Geese are available frozen year-round and often fresh during the holidays. The quality of frozen goose is excellent, but be sure to allow at least 3 days for thawing.
Prepare the goose as shown in the photos below. Start roasting it at 400°F. to render the fat quickly and start browning the skin. Reduce the temperature to 350°F. to allow the meat time to cook thoroughly. Cover the bird with foil part-way through roasting to keep the skin from getting too brown while the legs and thighs continue to cook. If necessary, remove the foil during the last 15 minutes to allow for additional browning.
There’s no meat on the lower parts of the wings, so remove and discard them.
Cut away the long neck skin. It’s not necessary and contributes excess fat.
Remove excess fat and skin from around and inside the cavity to reduce grease that gathers in the pan.
Pierce the skin with a small knife so fat drains during cooking. Don’t pierce the meat or juices will be lost during roasting.
To eliminate splattering during roasting, barely cover the bottom of the pan with water.
Use a baster to remove the fat at least every 30 minutes during roasting.
Carving TipsCarving a goose is similar to carving a turkey, but keep in mind that a goose has more bone in relation to meat than turkey.
- Start by thinly slicing the breast meat, carefully following the contour of the breastbone.

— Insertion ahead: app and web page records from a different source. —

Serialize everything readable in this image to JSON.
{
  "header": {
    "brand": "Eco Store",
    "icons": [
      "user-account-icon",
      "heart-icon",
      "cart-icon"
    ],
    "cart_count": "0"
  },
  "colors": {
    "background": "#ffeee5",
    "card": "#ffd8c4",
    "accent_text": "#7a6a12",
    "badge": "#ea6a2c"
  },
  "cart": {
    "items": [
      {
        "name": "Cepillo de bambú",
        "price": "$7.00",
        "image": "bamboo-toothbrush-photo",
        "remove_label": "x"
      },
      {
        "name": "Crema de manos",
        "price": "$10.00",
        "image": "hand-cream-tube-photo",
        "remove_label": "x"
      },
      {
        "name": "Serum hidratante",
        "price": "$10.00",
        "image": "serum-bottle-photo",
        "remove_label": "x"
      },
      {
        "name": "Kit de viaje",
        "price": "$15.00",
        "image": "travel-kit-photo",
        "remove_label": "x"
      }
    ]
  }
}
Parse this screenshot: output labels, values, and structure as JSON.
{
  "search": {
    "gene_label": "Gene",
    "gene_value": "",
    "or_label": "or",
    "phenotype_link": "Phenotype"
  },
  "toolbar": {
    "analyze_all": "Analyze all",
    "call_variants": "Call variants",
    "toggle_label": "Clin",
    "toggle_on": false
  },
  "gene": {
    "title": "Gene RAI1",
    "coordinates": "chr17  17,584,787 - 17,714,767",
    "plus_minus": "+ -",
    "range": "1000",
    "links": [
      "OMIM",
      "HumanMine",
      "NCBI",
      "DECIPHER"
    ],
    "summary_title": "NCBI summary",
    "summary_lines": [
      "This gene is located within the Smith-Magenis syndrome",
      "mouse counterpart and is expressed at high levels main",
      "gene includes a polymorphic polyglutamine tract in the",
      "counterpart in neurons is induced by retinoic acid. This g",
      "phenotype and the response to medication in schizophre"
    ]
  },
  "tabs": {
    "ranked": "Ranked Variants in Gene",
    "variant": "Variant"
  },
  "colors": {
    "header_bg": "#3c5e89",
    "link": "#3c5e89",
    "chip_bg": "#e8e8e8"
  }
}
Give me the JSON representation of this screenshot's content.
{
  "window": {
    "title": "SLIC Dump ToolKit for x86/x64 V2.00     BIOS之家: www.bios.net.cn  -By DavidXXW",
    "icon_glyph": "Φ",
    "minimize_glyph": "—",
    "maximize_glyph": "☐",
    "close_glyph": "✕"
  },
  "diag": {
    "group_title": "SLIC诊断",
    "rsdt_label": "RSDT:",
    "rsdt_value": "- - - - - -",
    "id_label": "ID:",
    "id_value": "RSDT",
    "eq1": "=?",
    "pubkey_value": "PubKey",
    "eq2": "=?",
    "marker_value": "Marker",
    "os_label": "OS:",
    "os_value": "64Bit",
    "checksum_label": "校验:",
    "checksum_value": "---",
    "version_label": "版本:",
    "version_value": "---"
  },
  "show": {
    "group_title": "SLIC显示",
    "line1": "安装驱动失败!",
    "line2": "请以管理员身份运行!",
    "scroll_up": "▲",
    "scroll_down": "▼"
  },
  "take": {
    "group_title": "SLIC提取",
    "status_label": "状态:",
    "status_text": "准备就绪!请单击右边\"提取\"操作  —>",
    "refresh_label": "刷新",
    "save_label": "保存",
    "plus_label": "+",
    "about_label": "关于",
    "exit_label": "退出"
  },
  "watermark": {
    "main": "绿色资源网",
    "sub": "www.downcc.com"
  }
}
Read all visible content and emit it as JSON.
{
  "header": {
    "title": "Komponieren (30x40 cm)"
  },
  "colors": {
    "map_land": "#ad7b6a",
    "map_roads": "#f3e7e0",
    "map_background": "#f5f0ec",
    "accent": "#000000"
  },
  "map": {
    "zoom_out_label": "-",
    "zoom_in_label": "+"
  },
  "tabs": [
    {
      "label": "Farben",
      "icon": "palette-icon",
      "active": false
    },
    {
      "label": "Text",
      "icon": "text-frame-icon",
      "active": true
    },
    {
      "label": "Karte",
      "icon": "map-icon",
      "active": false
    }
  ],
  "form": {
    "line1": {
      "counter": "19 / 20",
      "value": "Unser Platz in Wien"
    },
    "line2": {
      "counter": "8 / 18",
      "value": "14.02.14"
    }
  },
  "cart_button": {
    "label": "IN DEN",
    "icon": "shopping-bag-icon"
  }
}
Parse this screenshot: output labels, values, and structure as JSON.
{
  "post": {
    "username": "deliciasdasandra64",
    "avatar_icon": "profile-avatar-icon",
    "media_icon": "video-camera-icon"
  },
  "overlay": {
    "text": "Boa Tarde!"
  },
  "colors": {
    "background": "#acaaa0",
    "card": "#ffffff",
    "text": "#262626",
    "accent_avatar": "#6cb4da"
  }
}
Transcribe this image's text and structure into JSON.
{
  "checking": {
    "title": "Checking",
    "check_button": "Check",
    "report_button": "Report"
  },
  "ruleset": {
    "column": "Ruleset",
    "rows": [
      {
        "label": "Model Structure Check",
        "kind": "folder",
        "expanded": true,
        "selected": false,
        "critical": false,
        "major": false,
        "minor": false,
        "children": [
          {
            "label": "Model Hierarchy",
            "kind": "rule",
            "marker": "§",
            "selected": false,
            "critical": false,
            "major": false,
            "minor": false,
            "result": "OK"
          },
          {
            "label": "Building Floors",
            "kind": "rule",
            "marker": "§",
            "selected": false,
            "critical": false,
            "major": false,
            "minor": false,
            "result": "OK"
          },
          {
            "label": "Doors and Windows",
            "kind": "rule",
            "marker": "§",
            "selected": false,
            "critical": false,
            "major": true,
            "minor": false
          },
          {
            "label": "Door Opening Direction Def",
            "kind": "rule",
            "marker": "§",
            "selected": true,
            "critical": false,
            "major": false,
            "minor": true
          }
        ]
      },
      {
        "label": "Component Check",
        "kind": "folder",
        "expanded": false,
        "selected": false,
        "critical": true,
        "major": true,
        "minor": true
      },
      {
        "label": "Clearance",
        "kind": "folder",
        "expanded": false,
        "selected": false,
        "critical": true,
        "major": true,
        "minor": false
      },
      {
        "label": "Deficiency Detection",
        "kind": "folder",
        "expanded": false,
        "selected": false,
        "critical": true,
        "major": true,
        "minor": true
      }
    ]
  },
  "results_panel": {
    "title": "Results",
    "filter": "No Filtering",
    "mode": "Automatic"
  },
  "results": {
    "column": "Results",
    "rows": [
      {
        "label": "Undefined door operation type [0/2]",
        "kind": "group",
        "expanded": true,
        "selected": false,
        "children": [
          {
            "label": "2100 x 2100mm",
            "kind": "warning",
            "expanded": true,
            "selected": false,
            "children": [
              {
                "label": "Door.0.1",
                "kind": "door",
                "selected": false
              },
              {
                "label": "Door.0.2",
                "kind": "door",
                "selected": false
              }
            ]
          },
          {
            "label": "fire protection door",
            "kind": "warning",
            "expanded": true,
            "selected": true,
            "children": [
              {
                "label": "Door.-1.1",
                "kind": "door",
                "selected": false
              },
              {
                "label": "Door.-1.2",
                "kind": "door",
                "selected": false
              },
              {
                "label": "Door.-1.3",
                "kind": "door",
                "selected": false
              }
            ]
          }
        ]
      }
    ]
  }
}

- Pull the leg and thigh away from the body to find the joint that joins the thigh to the cavity; then cut between the joint and the cavity.
- Separate the thigh and leg at the joint, and cut the meat off the bones.
You may need to wiggle the bones (more than you would in carving a turkey) in order to find the joint areas.Looking for a foolproof recipe for goose? Check out Roast Goose with Cranberry-Fruit Stuffing.